Why are ripe pears juicer?
Unripe pears are dry, yet ripe pears are juicy so how do they become moist? Philip Garsed put Dennis' question to plant scientist Sonia Dunbar, from Cambridge University...
Sonja - Fruit ripens to make it more appetising to creatures so that they will eat it and spread the seeds of the plant.
Philip - The animal gets a nice nutritious meal whilst the plant gets its seeds carried far away inside the animal before, of course, being deposited in some first class manure. Lovely, but what changes have to happen to our pear to change it to a lovely sweet and tasty fruit?
Sonja - The rest of the plant supplies the fruit with a sugar called sucrose. Some fruits like grapes break this down into two sugars called glucose and fructose. This is why fruits like grapes need to be left on the plant until they're fully ripe. Other fruits like our pear store the sucrose’s starch which is not very sweet. And they then break it down into glucose and fructose later on. That’s why a pear gets sweeter just sitting in a fruit bar.
Philip - But why does it get squishier as well?

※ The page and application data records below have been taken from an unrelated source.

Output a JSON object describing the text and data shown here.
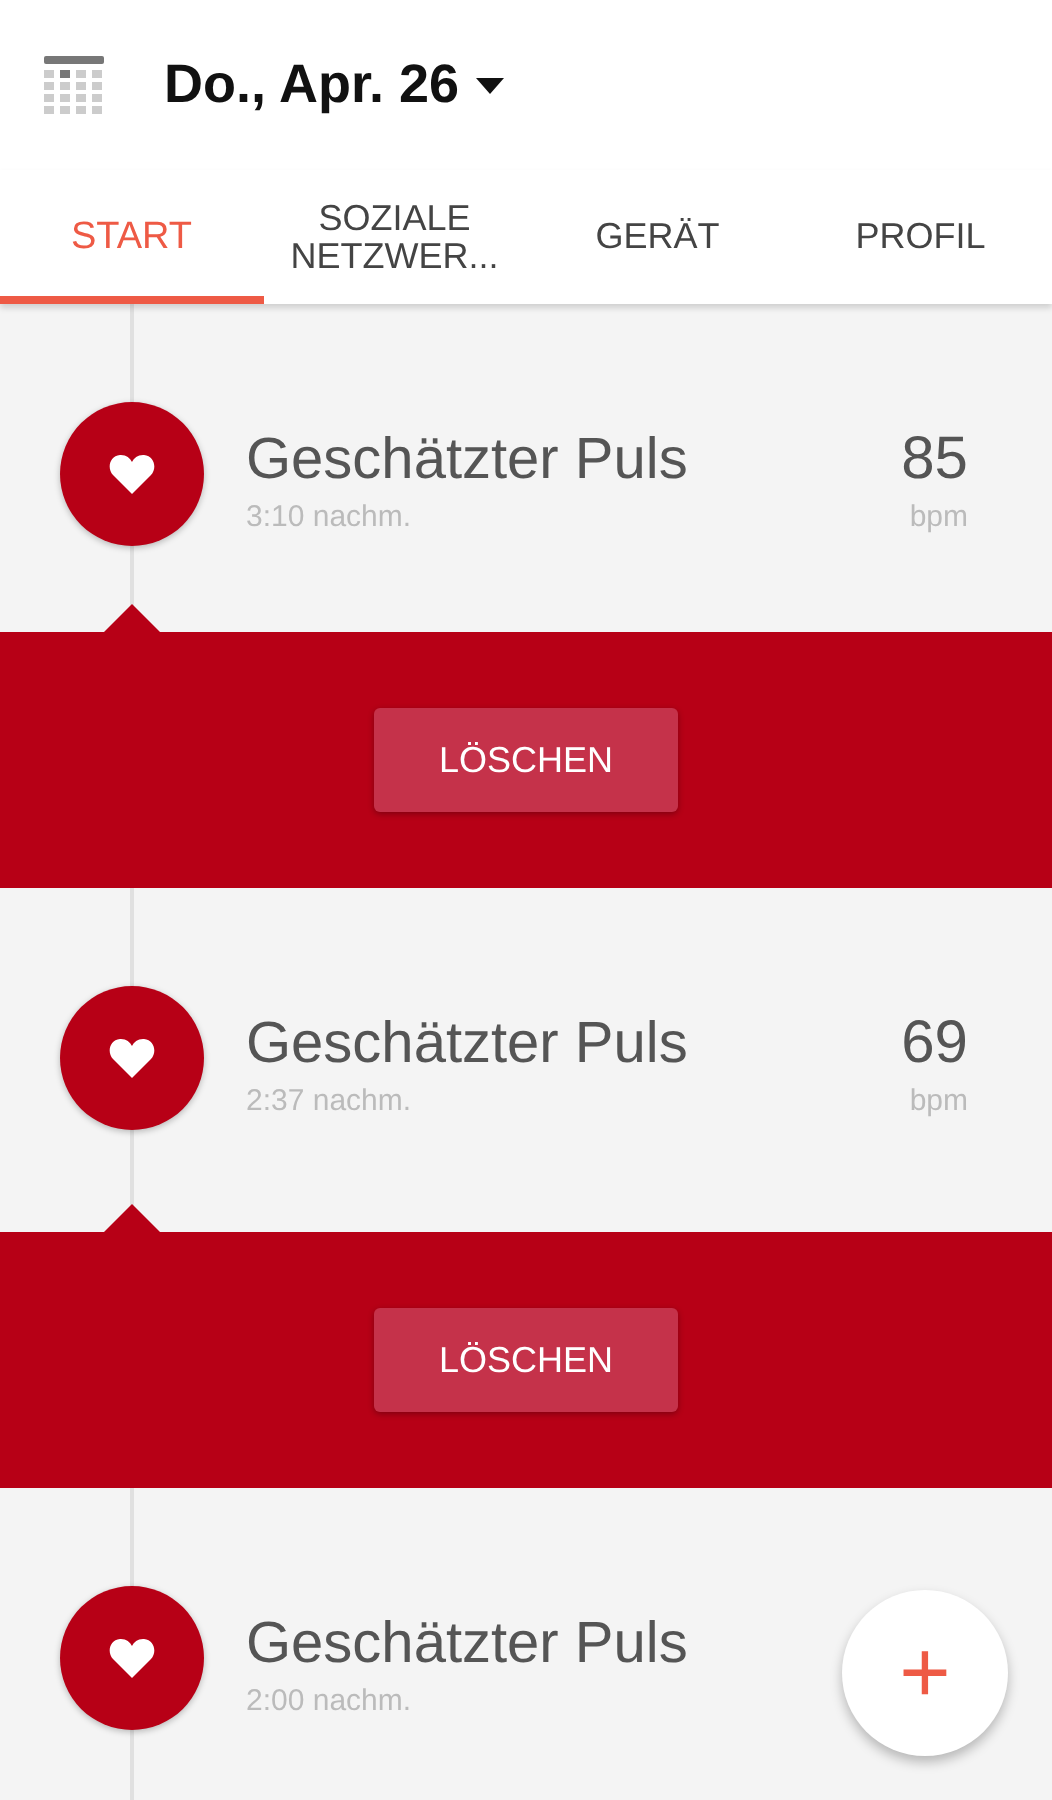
{
  "header": {
    "date": "Do., Apr. 26"
  },
  "tabs": [
    {
      "label": "START",
      "selected": true
    },
    {
      "label": "SOZIALE NETZWER...",
      "selected": false
    },
    {
      "label": "GERÄT",
      "selected": false
    },
    {
      "label": "PROFIL",
      "selected": false
    }
  ],
  "entries": [
    {
      "title": "Geschätzter Puls",
      "time": "3:10 nachm.",
      "value": "85",
      "unit": "bpm",
      "expanded": true,
      "action": "LÖSCHEN"
    },
    {
      "title": "Geschätzter Puls",
      "time": "2:37 nachm.",
      "value": "69",
      "unit": "bpm",
      "expanded": true,
      "action": "LÖSCHEN"
    },
    {
      "title": "Geschätzter Puls",
      "time": "2:00 nachm.",
      "expanded": false
    }
  ],
  "fab": {
    "label": "+"
  }
}
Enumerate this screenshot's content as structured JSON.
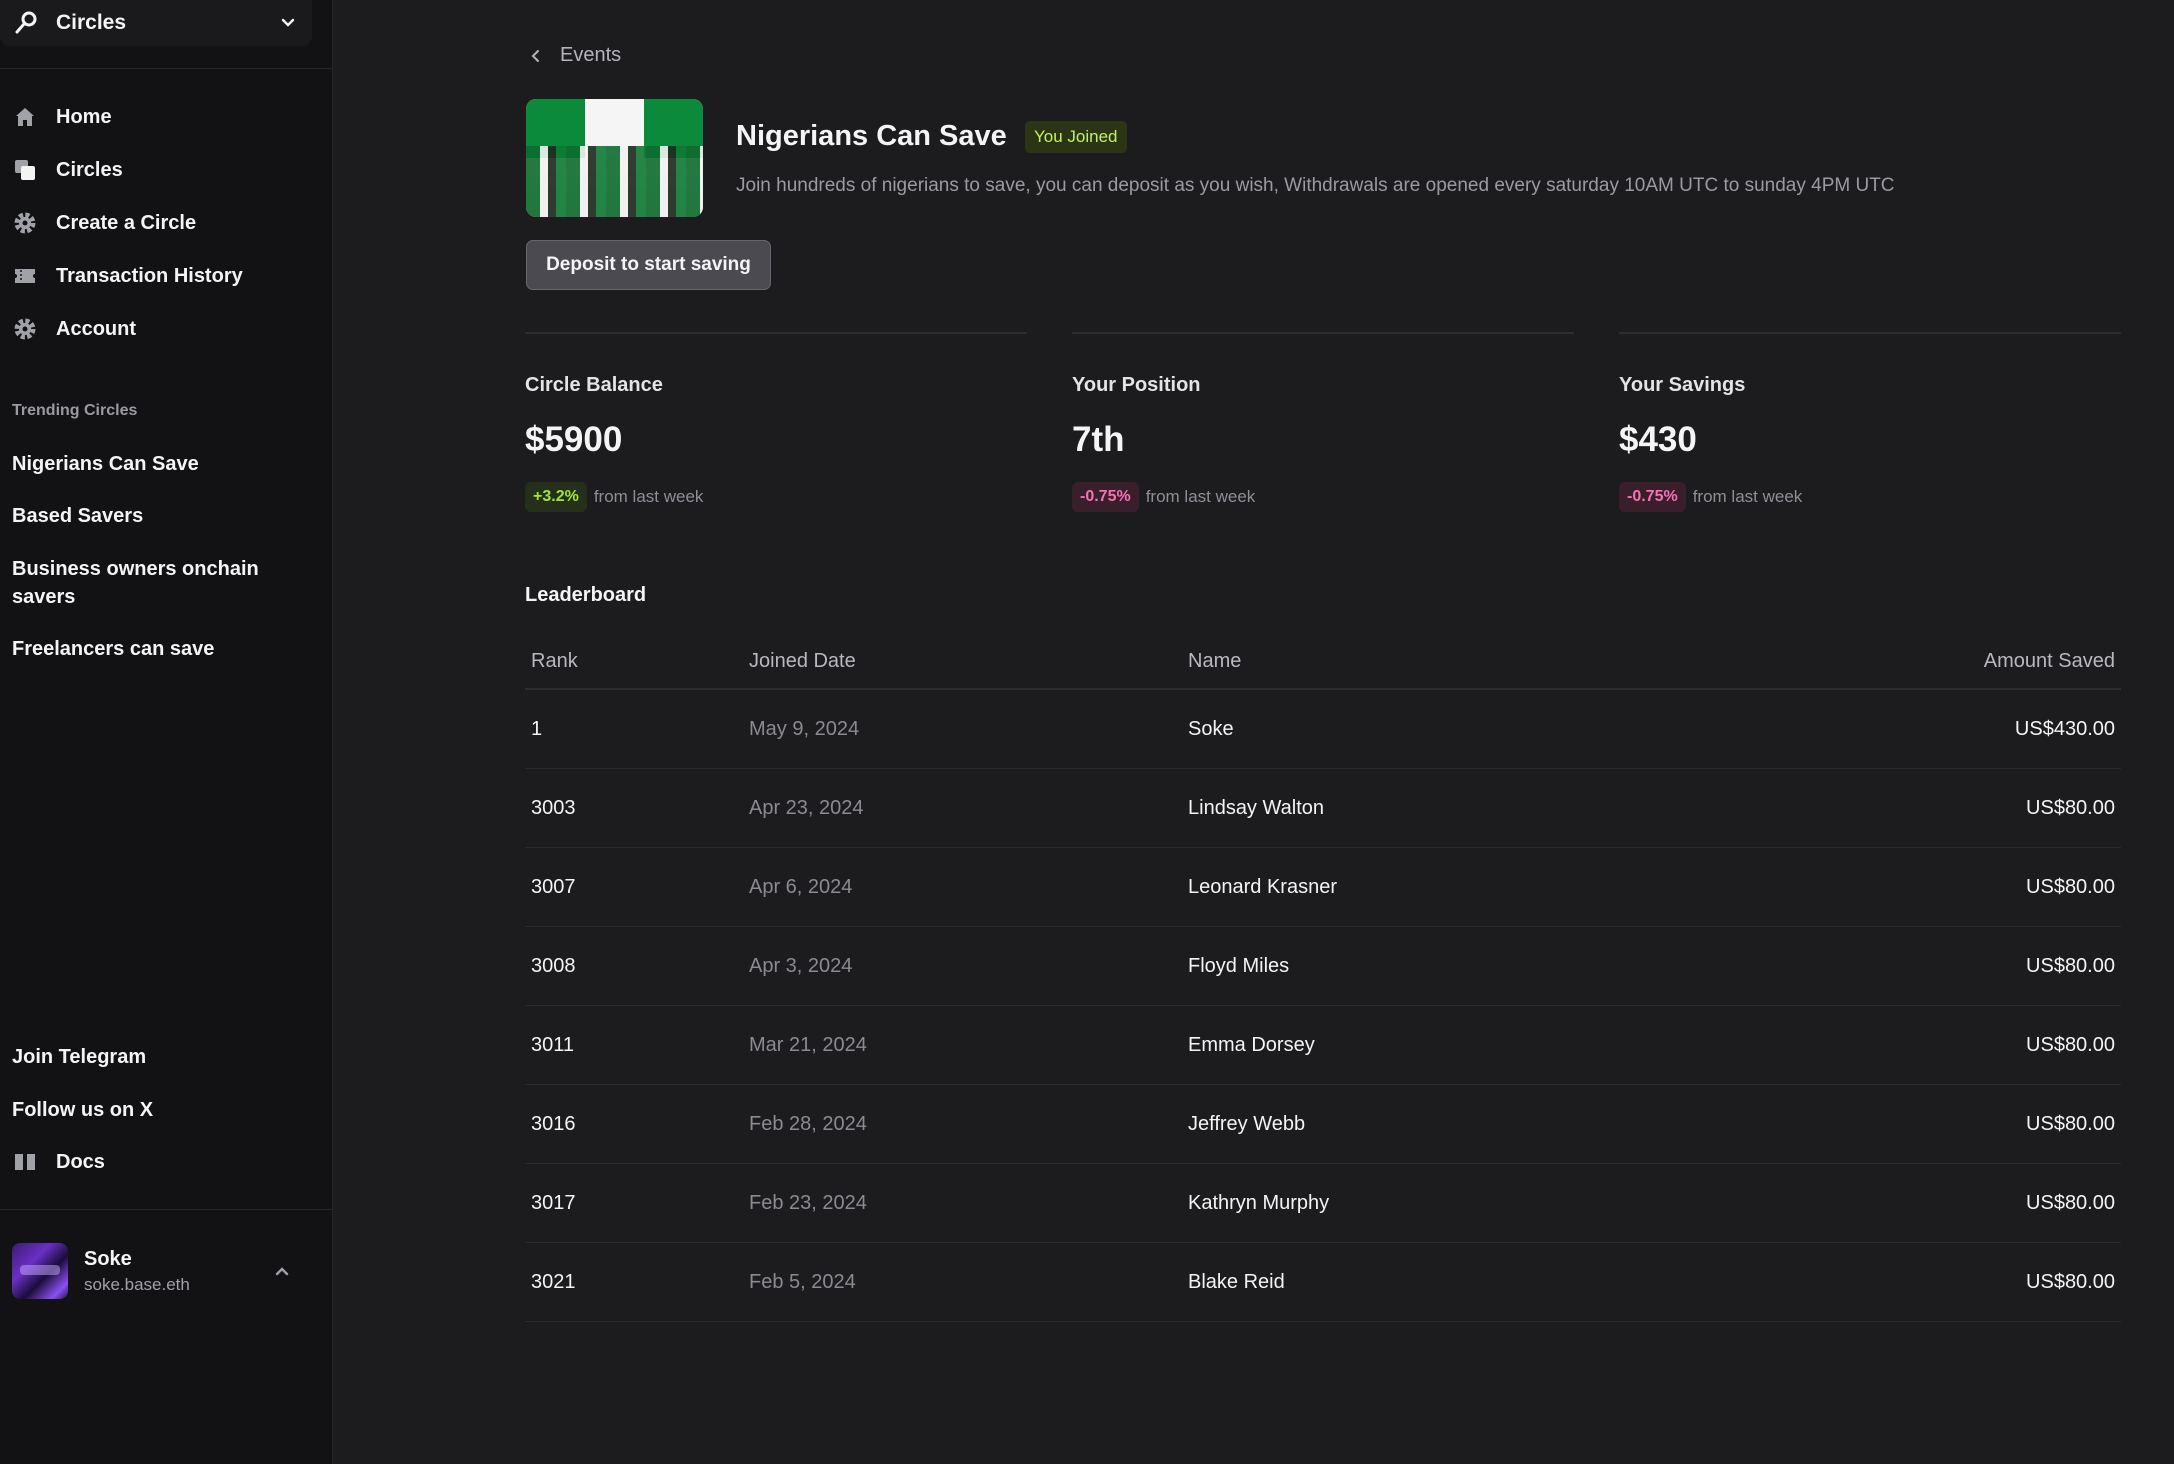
{
  "app": {
    "switcher_label": "Circles"
  },
  "sidebar": {
    "nav": [
      {
        "label": "Home",
        "icon": "home-icon"
      },
      {
        "label": "Circles",
        "icon": "copy-icon"
      },
      {
        "label": "Create a Circle",
        "icon": "gear-icon"
      },
      {
        "label": "Transaction History",
        "icon": "ticket-icon"
      },
      {
        "label": "Account",
        "icon": "gear-icon"
      }
    ],
    "trending_label": "Trending Circles",
    "trending": [
      "Nigerians Can Save",
      "Based Savers",
      "Business owners onchain savers",
      "Freelancers can save"
    ],
    "footer_links": [
      {
        "label": "Join Telegram"
      },
      {
        "label": "Follow us on X"
      },
      {
        "label": "Docs",
        "icon": "book-icon"
      }
    ],
    "user": {
      "name": "Soke",
      "handle": "soke.base.eth"
    }
  },
  "breadcrumb": {
    "back_label": "Events"
  },
  "circle": {
    "title": "Nigerians Can Save",
    "badge": "You Joined",
    "description": "Join hundreds of nigerians to save, you can deposit as you wish, Withdrawals are opened every saturday 10AM UTC to sunday 4PM UTC",
    "deposit_label": "Deposit to start saving"
  },
  "stats": [
    {
      "label": "Circle Balance",
      "value": "$5900",
      "change": "+3.2%",
      "trend": "up",
      "from": "from last week"
    },
    {
      "label": "Your Position",
      "value": "7th",
      "change": "-0.75%",
      "trend": "down",
      "from": "from last week"
    },
    {
      "label": "Your Savings",
      "value": "$430",
      "change": "-0.75%",
      "trend": "down",
      "from": "from last week"
    }
  ],
  "leaderboard": {
    "title": "Leaderboard",
    "columns": [
      "Rank",
      "Joined Date",
      "Name",
      "Amount Saved"
    ],
    "rows": [
      {
        "rank": "1",
        "date": "May 9, 2024",
        "name": "Soke",
        "amount": "US$430.00"
      },
      {
        "rank": "3003",
        "date": "Apr 23, 2024",
        "name": "Lindsay Walton",
        "amount": "US$80.00"
      },
      {
        "rank": "3007",
        "date": "Apr 6, 2024",
        "name": "Leonard Krasner",
        "amount": "US$80.00"
      },
      {
        "rank": "3008",
        "date": "Apr 3, 2024",
        "name": "Floyd Miles",
        "amount": "US$80.00"
      },
      {
        "rank": "3011",
        "date": "Mar 21, 2024",
        "name": "Emma Dorsey",
        "amount": "US$80.00"
      },
      {
        "rank": "3016",
        "date": "Feb 28, 2024",
        "name": "Jeffrey Webb",
        "amount": "US$80.00"
      },
      {
        "rank": "3017",
        "date": "Feb 23, 2024",
        "name": "Kathryn Murphy",
        "amount": "US$80.00"
      },
      {
        "rank": "3021",
        "date": "Feb 5, 2024",
        "name": "Blake Reid",
        "amount": "US$80.00"
      }
    ]
  },
  "colors": {
    "accent_up": "#a3e635",
    "accent_down": "#f472b6",
    "badge_green": "#bef264"
  }
}
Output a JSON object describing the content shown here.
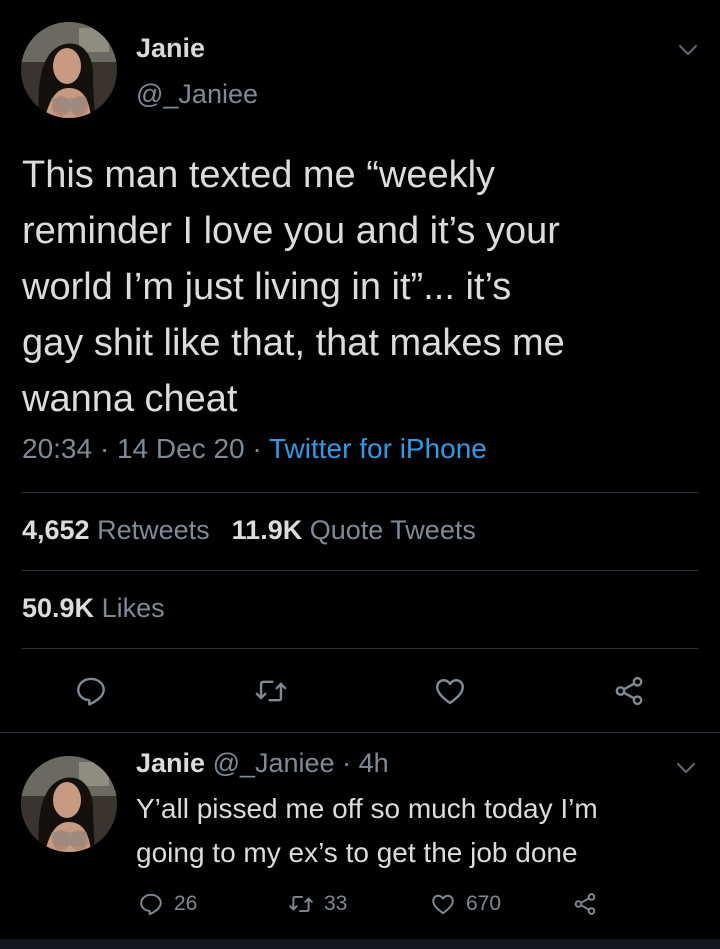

Sonja - The texture of the fruit changes because of three enzymes called pectinase, cellulase, and lipase which together break down the fruit cells. Firstly, pectin is the material that helps glue the cells together. You might have used it to make jam. Pectinase unglues the cells. The second enzyme, cellulase breaks down a material called cellulose – the stuff that make cell walls stiff. Lastly, a third enzyme, lipase also lends a hand by breaking down the fats in the cell membrane. Combined, these enzymes make the fruit cells leakier and less tough. So the fruit is softer and juicier.